Sedition charge against Kashmiri students harsh, unacceptable: Omar
The political parties in Jammu and Kashmir have criticised the Uttar Pradesh government's move to slap sedition charge on Kashmiri students who were allegedly celebrating Pakistan's victory over India in a match of the ongoing Asia Cup cricket tournament.india Updated: Mar 06, 2014 18:39 IST
The political parties in Jammu and Kashmir have criticised the Uttar Pradesh government's move to slap sedition charge on Kashmiri students who were allegedly celebrating Pakistan's victory over India in a match of the ongoing Asia Cup cricket tournament.
Calling it as "wrong and misguided", chief minister Omar Abdullah said, "sedition charges, however, were harsh and unacceptable."
"I believe what the students did was wrong and misguided, but they certainly didn't deserve to have charges of sedition slapped on them.
"Sedition charge against the Kashmiri students is an unacceptably harsh punishment that will ruin their future and further alienate them," said Omar on micro blogging site Twitter.
Omar writes: "I will talk to the UP CM ASAP (as soon as possible) & intervene on behalf of these misguided students to have this charge of sedition removed."
While speaking to NDTV, Abdullah said he had called UP chief minister Akhilesh Yadav, but he was busy in a meeting.
The Meerut police have registered a case of sedition against 67 Kashmiri students of Meerut's Swami Vivekanand Subharti University (SVSU), who were allegedly celebrating the victory of Pakistan over India in the cricket match on Saturday.
The case of sedition was registered under Section 124(a) of the Indian Penal Code (IPC) against unknown students of SVSU on Wednesday.
Though praising the university for what he called was a timely action (of sending the students back to Kashmir and avoiding clashes), he said what the UP government did was "uncalled for and needs to be reversed".
"I believe the university did what it had to control the situation, but the action by the UP government is uncalled for and should be reversed," he tweeted.
Meanwhile, the opposition People's Democratic Party (PDP) also demanded reversal of the decision. "The charges are very unfortunate. It exposes the double stands and discriminatory attitude against the Kashmiri students," said PDP spokesman Nayeem Akhtar.
While celebrating Pakistan's victory over India, a few of them reportedly shouted slogan "Pakistan Zindabad" on way back to their rooms. Their act triggered tension in the university.
In the meantime, the university management has initiated a three-tier inquiry and questioned other Kashmiri students who purportedly refused to divulge the identity of those who were involved in the incident. As a result, the management suspended all 67 Kashmiri students residing in the hostel.

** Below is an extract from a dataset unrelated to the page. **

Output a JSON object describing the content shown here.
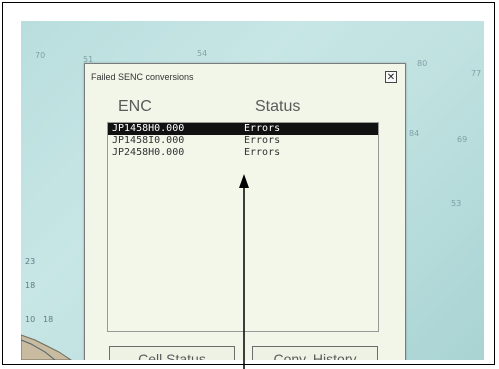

The suspended students were asked to vacate the hostel and go back to their homes in J&K. They were dropped at Ghaziabad and Delhi railway stations under police security.
Protesting at the City Centre at Lal Chowk in Srinagar, some of the students said they were forced to vacate the hostel.
"We were cheering for both the teams. We were cheering for good cricket, but the moment Pakistan started winning, the expression of other students changed. They called us Pakistani and terrorist," said Muteebu Rehman.
"After that the students ransacked our hostel rooms and demonstrated, saying that the Kashmiris should be thrown out," he added.
"The authorities told us to collect our belongings in 10 minutes or they would ask the local police to resort to baton charge. They told us if we didn't leave the place, people would kill us," said Aijaz Ahmad Bhat, who returned on Wednesday.
He said: "We were bundled in two varsity buses in the presence of police led by a station house officer (SHO) and other university officials. Chief warden and pro vice-chancellor also forced us to vacate. We repeatedly requested them to hear our story, but they refused."
The students said they were dropped at Delhi and Ghaziabad railway stations without food and water.
The group said that they were not feeling safe and could never resume their studies there. "We appeal to the government to migrate us to colleges here," they said.
In a signed letter, around 20 parents have called the action taken by the university as "appropriate"; however, speaking to Hindustan Times they said most of the students were "innocent".
While many students have reached the Valley, there are many who fear returning home.
"My son has not returned. One of his friends and he are hiding in Delhi, as they fear their families might accuse them of wrongdoing.
We have assured them that we will say nothing, but they have not returned, and their phones are also not reachable," said father of a student from south Kashmir. "We hope that they will comeback today. We want our children to be safe," he added.
The students were studying at the university under the Prime Minister's Scholarship Scheme.